As for Jeannette Armstrong, she says while there have been challenges she believes there might be positive long-term impacts to this new reality.

“What else could have put the whole world at a slow down? You know, it’s like the earth said, stop, slow down,” she says.

“Look at what’s caused this. Globalization, global travel, the whole system of, you know, making money is more important than living a good life, a blessed life and doing good by your own people and living within and being happy within what you have.”

Armstrong believes COVID-19 won’t be the only pandemic the earth has to deal with. “It isn’t the only surprise in store for us…unless we learn to “straighten up as human beings and get it right.”
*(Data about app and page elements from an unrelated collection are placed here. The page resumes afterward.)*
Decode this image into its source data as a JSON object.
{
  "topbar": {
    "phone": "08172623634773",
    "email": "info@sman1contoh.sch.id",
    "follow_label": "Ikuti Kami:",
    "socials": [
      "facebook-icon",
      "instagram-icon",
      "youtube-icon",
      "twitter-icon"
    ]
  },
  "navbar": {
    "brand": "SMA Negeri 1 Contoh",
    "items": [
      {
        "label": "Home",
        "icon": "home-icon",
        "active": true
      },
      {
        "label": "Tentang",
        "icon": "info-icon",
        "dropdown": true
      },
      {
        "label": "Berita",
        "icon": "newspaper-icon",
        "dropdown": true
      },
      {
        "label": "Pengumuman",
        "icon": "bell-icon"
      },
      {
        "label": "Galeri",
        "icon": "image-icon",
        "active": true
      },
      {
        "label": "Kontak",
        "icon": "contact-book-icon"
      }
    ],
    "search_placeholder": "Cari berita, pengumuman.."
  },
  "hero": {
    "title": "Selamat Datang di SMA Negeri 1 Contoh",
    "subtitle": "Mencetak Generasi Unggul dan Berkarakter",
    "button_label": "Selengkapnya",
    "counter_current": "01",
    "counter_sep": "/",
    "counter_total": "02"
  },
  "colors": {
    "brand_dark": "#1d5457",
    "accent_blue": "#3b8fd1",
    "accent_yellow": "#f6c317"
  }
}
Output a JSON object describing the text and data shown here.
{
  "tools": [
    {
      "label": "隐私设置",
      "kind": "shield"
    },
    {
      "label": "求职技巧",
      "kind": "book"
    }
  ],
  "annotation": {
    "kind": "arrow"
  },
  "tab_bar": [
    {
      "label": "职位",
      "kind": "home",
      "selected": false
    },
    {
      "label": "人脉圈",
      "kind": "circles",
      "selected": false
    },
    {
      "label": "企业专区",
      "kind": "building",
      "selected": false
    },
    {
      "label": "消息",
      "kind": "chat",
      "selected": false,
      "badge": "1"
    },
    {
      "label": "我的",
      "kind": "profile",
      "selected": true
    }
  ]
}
Athena Bonneau is reporting from the Okanagan for The Discourse as part of the government of Canada’s Local Journalism Initiative. Her work is featured on IndigiNews.com, a new platform created by The Discourse and APTN. Read more about the partnership here.

Editor’s note: As noted in the piece, Jeannette Armstrong is reporter Athena Bonneau’s grandmother. At IndigiNews we take journalistic independence seriously, adhering to the Canadian Association of Journalists Ethics Guidelines. Due to Armstrong’s role in language revitalization, and prominence as an elder and knowledge keeper, we felt it was important to include her perspective in this piece.

Athena Bonneau - Local Journalism Initiative Reporter

Athena is an education reporter for The Discourse as part of the Local Journalism Initiative. She is a Syilx/Northern Cree journalist who was born and raised on the unceded territory of the Penticton Indian Reserve, where she currently lives. Her work is featured on IndigiNews.com, a new platform created by The Discourse and APTN.